## Work task
Please report, as a bare number, how many lines below include the string "text".
*** The data ***
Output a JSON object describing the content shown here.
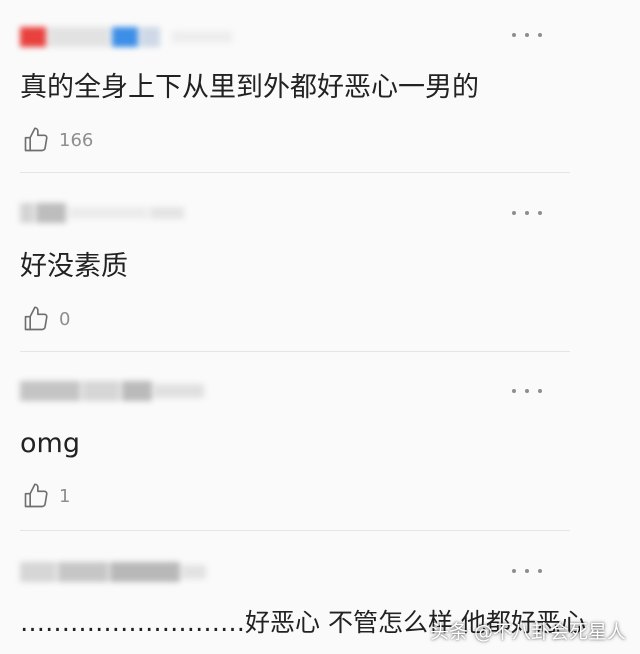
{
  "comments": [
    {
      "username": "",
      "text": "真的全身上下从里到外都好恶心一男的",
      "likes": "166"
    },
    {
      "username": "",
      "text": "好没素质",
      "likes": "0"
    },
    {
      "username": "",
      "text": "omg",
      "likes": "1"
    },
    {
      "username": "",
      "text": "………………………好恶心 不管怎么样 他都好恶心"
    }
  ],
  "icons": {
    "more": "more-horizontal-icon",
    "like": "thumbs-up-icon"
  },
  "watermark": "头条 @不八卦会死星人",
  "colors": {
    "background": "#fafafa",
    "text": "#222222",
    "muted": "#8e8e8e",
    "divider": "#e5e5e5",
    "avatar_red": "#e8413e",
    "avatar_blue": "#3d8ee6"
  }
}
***
## Written solution
5